For the better part of a year, Greenfield Parks and Recreation Director Scott Jaquish has been asked to get creative when it comes to making the city’s new Community Center run like a self-sufficient business.
On Tuesday at City Hall, the city got a little creative itself to lend Jaquish a hand.
The Common Council voted 4-1 in favor of amending the municipal code to define the term “public sign.” The decision was in response to Jaquish’s proposal to allow Clear Channel construct, install and pay for the upkeep of a monument-style electronic reader board sign outside the Community Center.
In exchange for the sign, Clear Channel would enter into a 20-year lease with the city, agreeing to maintain the sign and pay approximately $12,000 per year to use the sign for off-premises advertising. The proposal, however, was turned back by the Common Council last month because off-premises advertising is prohibited by the city’s sign code ordinance.
After Tuesday, it still is, but with exceptions that will allow the Community Center sign and others potentially like it to be erected.
Now, by definition, a public sign is one that is located or placed upon a municipal- or governmental-owned property where a government or municipal building is present and the governmental entity or municipality is either the owner of the sign or has an ownership interest by means of a lease or other contractual relationship.
In addition, the public sign shall be used for the display of public service announcements for the community in addition to general advertising messages.
In the case of the proposed sign outside the Community Center, the reader board will cycle through as many as eight different screens, one that will be used for community messages and seven that will display advertising.
“Things are not going to get easier,” Mayor Michael Neitzke said. “The last three budgets, money is tight. Levy limits are clearly in place for at least one year, probably three more years. I share concerns, but if advertising is done tastefully and it helps support the taxpayers and provide good things for them, it’s probably the right thing to do.”
“We wanted a way to approve (the Community Center sign) so our Community Center could benefit, so our citizens could benefit,” Alderperson Linda Lubotsky said. “The Park (and Rec) Board has spent hours, days weeks, months trying to find a way to do this. We found a way … We can sit here all night discussing the what ifs, but this is a win-win for the city.”
The Common Council debated the amendment for nearly 45 minutes, weighing the financial benefits to the city, specifically the Community Center, against potential, unforeseen issues that could arise.

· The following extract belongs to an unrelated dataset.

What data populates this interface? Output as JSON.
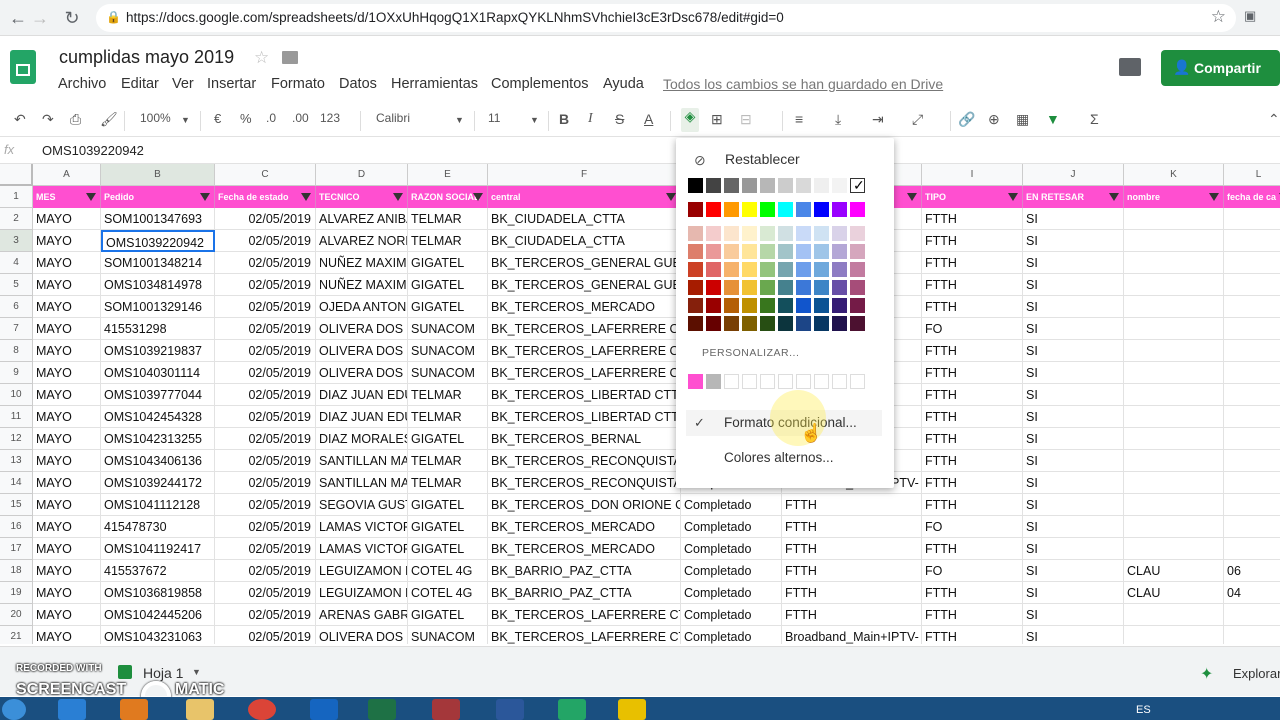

One concern several alderpersons raised was potential political advertising or “questionable” advertising. Mark Rausch of Clear Channel assured his company would not allow such advertising and that it would not allow issue advocacy advertisements, but that doesn’t mean another company would abide by a similar decency policy.
“It’s one thing that Clear Channel and us are on the same page and they are willing to follow through on their own standards which we agree with,” City Attorney Roger Pyzyk said. “But it’s another thing if a competitor comes in and says we don’t think the same way as Clear Channel. We have our own standards.”

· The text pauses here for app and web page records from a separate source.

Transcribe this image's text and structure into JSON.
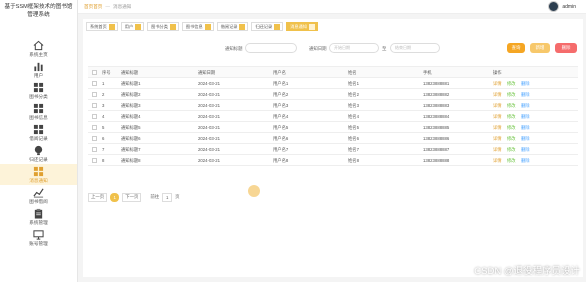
{
  "app": {
    "title": "基于SSM框架技术的图书馆管理系统",
    "user": "admin"
  },
  "breadcrumb": {
    "first": "首页首页",
    "second": "消息通知"
  },
  "sidebar": {
    "items": [
      {
        "label": "系统主页",
        "icon": "home-icon"
      },
      {
        "label": "用户",
        "icon": "bar-chart-icon"
      },
      {
        "label": "图书分类",
        "icon": "grid-icon"
      },
      {
        "label": "图书信息",
        "icon": "grid-icon"
      },
      {
        "label": "借阅记录",
        "icon": "grid-icon"
      },
      {
        "label": "归还记录",
        "icon": "bulb-icon"
      },
      {
        "label": "消息通知",
        "icon": "grid-icon",
        "active": true
      },
      {
        "label": "图书借阅",
        "icon": "trend-icon"
      },
      {
        "label": "系统管理",
        "icon": "clipboard-icon"
      },
      {
        "label": "账号管理",
        "icon": "monitor-icon"
      }
    ]
  },
  "tabs": [
    {
      "label": "系统首页"
    },
    {
      "label": "用户"
    },
    {
      "label": "图书分类"
    },
    {
      "label": "图书信息"
    },
    {
      "label": "借阅记录"
    },
    {
      "label": "归还记录"
    },
    {
      "label": "消息通知",
      "active": true
    }
  ],
  "search": {
    "title_label": "通知标题",
    "title_placeholder": "",
    "date_label": "通知日期",
    "date_from_placeholder": "开始日期",
    "date_sep": "至",
    "date_to_placeholder": "结束日期",
    "search_btn": "查询",
    "add_btn": "新增",
    "delete_btn": "删除"
  },
  "table": {
    "headers": [
      "序号",
      "通知标题",
      "通知日期",
      "用户名",
      "姓名",
      "手机",
      "操作"
    ],
    "rows": [
      [
        "1",
        "通知标题1",
        "2024-03-21",
        "用户名1",
        "姓名1",
        "13823888881"
      ],
      [
        "2",
        "通知标题2",
        "2024-03-21",
        "用户名2",
        "姓名2",
        "13823888882"
      ],
      [
        "3",
        "通知标题3",
        "2024-03-21",
        "用户名3",
        "姓名3",
        "13823888883"
      ],
      [
        "4",
        "通知标题4",
        "2024-03-21",
        "用户名4",
        "姓名4",
        "13823888884"
      ],
      [
        "5",
        "通知标题5",
        "2024-03-21",
        "用户名5",
        "姓名5",
        "13823888885"
      ],
      [
        "6",
        "通知标题6",
        "2024-03-21",
        "用户名6",
        "姓名6",
        "13823888886"
      ],
      [
        "7",
        "通知标题7",
        "2024-03-21",
        "用户名7",
        "姓名7",
        "13823888887"
      ],
      [
        "8",
        "通知标题8",
        "2024-03-21",
        "用户名8",
        "姓名8",
        "13823888888"
      ]
    ],
    "actions": {
      "view": "详情",
      "edit": "修改",
      "delete": "删除"
    }
  },
  "pagination": {
    "prev": "上一页",
    "page": "1",
    "next": "下一页",
    "goto_label": "前往",
    "goto_value": "1",
    "page_unit": "页"
  },
  "watermark": "CSDN @退役程序员设计",
  "colors": {
    "accent": "#f0c14b",
    "search_btn": "#f5a623",
    "add_btn": "#f7c86b",
    "delete_btn": "#f56c6c"
  }
}
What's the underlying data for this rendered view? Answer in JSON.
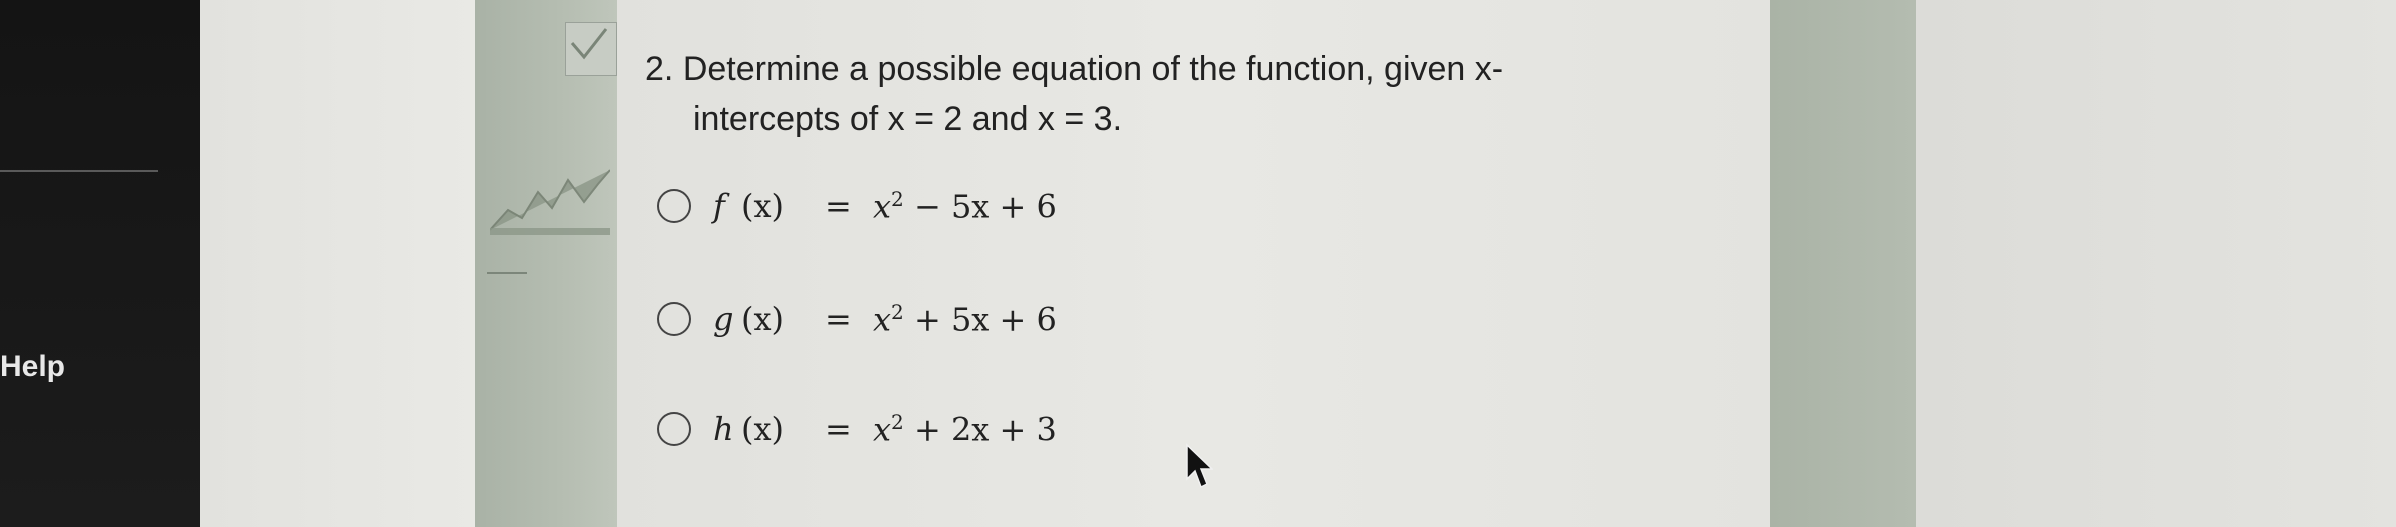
{
  "sidebar": {
    "help_label": "Help"
  },
  "question": {
    "number": "2.",
    "text_line1": "Determine a possible equation of the function, given x-",
    "text_line2": "intercepts of x = 2 and x = 3."
  },
  "options": [
    {
      "name": "f",
      "arg": "(x)",
      "eq": "=",
      "lead": "x",
      "exp": "2",
      "rest": " − 5x + 6"
    },
    {
      "name": "g",
      "arg": "(x)",
      "eq": "=",
      "lead": "x",
      "exp": "2",
      "rest": " + 5x + 6"
    },
    {
      "name": "h",
      "arg": "(x)",
      "eq": "=",
      "lead": "x",
      "exp": "2",
      "rest": " + 2x + 3"
    }
  ],
  "colors": {
    "dark_sidebar": "#141414",
    "green_strip": "#b0b9ac",
    "panel": "#e6e6e2",
    "text": "#222222"
  }
}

Alderperson Karl Kastner, who has had concerns about city billboard advertising in the past, cast the only dissenting vote. He doesn’t want to see these mini-billboards or signs popping up at every possible location.
“I don’t like the can of worms we’re opening up here,” Kastner said. “It could get uglier than this. … I can’t see us selling out the city for advertising.”
Kastner also asked why the city wouldn’t go out for bids for such a sign, instead of simply handing the agreement to Clear Channel, which the city has an established relationship. The I-894 digital billboard located in the Division of Public Works yard is Clear Channel’s.
Clear Channel’s Community Center sign proposal has to go back in front of the Park and Recreation Board and return to the Common Council for approval.
“I guess I feel there is some sense of ownership,” Rausch said. “We did put the whole thing together at the request of the city, and now you say you want to take what we put together and shop it around to our competitors?”